* **What is required**:
How many lines of these records hold the string "active"? Reply with the number alone.

(Beginning of Input data)

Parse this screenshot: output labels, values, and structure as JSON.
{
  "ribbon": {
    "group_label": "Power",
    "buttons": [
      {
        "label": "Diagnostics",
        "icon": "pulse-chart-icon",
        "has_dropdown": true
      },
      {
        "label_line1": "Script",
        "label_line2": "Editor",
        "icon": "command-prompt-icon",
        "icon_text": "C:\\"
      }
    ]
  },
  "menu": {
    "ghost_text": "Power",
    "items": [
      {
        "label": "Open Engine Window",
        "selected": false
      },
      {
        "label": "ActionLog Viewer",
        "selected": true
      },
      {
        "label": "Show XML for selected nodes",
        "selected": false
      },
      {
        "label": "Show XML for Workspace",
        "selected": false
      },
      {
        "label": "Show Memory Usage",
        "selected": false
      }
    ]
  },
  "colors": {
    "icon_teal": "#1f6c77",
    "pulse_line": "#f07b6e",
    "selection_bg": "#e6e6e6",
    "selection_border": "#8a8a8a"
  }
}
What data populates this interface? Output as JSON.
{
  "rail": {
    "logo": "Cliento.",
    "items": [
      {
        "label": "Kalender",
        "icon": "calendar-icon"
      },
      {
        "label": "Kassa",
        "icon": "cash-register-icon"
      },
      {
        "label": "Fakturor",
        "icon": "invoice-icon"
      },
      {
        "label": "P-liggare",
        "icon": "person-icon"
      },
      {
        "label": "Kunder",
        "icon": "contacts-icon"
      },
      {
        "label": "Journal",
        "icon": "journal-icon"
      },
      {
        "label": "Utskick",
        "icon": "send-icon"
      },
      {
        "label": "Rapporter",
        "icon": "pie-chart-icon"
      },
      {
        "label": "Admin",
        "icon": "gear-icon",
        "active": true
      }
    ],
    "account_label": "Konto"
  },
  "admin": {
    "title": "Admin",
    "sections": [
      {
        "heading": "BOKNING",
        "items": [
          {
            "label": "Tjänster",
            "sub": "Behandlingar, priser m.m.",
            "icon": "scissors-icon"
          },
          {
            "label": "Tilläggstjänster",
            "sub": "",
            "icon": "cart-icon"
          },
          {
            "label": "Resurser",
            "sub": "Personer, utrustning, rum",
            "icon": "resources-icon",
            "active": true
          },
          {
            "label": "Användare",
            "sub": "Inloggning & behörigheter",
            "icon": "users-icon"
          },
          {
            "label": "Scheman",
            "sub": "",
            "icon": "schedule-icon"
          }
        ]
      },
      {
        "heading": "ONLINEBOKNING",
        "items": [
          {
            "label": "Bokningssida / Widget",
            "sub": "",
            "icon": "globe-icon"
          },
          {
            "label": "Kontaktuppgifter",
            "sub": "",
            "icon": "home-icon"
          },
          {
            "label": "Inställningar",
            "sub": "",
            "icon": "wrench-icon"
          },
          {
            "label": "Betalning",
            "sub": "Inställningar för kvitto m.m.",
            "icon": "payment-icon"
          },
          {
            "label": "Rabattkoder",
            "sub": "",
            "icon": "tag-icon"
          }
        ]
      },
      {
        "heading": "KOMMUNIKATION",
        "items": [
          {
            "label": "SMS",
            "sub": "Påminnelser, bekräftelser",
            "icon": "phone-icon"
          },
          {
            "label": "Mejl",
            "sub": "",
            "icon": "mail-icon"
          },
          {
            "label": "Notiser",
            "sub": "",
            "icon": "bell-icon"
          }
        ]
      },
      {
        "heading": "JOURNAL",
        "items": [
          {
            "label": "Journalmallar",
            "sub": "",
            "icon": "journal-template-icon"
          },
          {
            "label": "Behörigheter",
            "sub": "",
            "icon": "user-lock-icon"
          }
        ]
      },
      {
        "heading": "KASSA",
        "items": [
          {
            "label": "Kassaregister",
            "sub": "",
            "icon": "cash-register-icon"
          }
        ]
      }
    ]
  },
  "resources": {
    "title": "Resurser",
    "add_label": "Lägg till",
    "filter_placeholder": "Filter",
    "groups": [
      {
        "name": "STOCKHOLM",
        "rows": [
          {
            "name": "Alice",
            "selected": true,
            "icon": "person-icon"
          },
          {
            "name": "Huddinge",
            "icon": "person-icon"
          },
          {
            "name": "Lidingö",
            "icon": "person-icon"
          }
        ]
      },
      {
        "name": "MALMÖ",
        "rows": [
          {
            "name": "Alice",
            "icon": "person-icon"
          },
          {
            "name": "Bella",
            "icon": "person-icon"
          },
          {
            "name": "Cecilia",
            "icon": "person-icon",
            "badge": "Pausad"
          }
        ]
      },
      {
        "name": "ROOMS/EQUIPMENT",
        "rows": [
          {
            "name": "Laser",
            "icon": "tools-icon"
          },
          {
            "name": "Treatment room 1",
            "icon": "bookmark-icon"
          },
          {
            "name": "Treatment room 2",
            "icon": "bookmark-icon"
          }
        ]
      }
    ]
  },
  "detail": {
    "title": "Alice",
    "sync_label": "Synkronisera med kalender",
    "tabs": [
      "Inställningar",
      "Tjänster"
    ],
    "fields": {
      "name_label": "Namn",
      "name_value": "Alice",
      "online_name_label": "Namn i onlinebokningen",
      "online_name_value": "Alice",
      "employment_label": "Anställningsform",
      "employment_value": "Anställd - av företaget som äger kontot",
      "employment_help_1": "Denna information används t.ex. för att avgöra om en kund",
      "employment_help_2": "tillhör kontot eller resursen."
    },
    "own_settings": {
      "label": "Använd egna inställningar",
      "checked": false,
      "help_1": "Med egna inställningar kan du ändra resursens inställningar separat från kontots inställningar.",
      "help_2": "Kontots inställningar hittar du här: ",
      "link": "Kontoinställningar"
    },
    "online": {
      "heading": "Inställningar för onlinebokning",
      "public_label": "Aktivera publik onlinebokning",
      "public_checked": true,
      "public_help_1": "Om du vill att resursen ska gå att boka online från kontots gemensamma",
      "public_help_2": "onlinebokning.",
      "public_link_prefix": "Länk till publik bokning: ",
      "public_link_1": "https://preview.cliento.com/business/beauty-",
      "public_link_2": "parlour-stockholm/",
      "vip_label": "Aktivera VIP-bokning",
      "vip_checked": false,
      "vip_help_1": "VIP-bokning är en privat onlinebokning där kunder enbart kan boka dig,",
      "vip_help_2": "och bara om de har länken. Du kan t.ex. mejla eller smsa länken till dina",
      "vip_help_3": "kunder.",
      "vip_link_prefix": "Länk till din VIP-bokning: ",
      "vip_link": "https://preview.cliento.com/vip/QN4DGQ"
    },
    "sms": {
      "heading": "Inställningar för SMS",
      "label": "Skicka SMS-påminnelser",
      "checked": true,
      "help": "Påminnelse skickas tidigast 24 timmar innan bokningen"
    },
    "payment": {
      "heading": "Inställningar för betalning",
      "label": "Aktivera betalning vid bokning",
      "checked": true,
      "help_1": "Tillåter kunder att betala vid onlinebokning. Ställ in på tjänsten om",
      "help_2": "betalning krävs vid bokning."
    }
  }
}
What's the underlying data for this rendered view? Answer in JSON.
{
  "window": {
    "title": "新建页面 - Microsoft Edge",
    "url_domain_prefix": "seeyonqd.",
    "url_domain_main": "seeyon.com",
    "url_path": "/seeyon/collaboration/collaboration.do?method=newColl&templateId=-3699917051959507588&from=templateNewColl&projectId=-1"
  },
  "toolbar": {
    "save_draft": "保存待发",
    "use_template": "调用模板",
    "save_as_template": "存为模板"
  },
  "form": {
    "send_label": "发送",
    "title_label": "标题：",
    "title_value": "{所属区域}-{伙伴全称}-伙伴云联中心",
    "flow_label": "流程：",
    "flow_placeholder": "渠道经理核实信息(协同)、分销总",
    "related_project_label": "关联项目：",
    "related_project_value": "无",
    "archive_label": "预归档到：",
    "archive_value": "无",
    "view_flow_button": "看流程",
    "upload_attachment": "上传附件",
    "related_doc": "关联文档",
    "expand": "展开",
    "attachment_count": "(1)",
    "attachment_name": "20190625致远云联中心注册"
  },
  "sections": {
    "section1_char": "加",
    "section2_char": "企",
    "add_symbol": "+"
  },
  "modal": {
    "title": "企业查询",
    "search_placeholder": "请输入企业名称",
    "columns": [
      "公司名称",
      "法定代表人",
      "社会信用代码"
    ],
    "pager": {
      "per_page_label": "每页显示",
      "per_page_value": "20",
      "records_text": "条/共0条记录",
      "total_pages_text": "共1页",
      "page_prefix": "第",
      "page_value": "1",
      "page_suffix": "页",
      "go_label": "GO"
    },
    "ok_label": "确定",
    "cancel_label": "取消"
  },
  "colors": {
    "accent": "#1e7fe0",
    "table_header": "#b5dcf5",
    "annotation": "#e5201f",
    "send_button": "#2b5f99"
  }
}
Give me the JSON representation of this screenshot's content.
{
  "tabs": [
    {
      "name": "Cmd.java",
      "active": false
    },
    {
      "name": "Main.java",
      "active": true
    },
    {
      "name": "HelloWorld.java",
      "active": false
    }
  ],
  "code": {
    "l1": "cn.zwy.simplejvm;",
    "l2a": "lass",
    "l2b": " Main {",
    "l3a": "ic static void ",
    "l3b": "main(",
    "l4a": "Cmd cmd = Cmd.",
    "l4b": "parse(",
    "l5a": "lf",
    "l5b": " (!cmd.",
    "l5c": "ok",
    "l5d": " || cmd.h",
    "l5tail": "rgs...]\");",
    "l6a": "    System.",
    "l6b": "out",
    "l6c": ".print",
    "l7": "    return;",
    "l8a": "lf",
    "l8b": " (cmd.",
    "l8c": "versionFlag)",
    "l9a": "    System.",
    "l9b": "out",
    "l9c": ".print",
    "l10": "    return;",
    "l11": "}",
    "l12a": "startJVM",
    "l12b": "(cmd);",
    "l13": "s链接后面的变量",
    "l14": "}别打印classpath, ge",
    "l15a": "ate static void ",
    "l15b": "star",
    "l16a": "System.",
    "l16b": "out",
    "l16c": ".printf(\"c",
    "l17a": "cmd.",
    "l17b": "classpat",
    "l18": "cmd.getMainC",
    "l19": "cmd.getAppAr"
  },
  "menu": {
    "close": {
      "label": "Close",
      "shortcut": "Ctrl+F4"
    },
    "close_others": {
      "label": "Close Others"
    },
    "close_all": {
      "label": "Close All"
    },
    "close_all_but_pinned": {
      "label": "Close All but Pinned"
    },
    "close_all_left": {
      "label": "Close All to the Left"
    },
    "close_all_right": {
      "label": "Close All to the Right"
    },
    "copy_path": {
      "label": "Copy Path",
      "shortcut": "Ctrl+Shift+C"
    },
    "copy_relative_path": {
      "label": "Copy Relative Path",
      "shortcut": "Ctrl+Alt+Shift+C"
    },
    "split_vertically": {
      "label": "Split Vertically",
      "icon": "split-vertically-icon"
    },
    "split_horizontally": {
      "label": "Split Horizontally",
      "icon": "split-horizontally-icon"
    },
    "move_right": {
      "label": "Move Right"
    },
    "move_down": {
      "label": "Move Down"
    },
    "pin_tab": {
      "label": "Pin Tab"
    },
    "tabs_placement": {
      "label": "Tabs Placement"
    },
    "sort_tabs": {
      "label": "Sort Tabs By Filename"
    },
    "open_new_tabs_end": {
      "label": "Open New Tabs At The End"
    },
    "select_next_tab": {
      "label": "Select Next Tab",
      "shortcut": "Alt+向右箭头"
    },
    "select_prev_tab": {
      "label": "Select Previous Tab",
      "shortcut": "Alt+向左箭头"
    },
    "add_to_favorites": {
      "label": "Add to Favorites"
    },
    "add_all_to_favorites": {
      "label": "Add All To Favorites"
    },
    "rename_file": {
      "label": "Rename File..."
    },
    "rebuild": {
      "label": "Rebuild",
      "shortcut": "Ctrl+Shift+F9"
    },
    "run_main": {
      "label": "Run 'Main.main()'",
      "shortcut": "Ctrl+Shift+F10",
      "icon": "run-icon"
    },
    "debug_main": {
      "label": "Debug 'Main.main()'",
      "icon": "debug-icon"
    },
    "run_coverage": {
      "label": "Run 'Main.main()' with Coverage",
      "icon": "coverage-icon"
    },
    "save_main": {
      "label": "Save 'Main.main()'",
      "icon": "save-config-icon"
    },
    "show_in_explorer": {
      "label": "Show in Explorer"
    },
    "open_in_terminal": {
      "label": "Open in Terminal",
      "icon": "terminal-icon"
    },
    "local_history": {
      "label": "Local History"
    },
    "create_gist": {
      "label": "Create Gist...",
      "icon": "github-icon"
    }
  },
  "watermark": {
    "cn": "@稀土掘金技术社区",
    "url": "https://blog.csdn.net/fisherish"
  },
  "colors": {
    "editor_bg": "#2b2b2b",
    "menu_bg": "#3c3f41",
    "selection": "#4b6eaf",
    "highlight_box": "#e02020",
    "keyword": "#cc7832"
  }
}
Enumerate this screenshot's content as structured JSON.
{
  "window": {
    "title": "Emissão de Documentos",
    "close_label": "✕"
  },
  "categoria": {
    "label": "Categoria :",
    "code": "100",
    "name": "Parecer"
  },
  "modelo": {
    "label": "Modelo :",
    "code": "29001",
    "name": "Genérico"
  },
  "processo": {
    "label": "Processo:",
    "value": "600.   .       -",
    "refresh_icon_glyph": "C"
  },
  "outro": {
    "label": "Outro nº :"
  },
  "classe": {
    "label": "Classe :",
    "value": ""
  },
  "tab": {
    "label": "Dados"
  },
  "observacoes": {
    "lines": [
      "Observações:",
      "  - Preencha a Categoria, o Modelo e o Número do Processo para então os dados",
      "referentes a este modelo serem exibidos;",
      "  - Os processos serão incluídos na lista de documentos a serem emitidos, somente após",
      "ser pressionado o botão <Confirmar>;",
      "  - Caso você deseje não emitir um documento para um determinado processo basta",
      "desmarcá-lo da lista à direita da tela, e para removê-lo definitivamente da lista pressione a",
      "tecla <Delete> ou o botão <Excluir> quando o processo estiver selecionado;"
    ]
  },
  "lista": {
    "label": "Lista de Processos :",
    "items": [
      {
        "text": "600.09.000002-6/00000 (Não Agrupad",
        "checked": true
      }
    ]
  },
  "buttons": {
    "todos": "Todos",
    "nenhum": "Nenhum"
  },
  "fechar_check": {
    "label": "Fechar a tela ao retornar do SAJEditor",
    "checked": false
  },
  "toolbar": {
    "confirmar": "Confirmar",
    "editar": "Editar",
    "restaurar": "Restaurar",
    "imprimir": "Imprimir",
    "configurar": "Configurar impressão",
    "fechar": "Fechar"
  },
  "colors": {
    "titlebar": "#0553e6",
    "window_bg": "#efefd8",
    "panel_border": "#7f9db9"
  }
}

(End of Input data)

* **Exercise output**:
5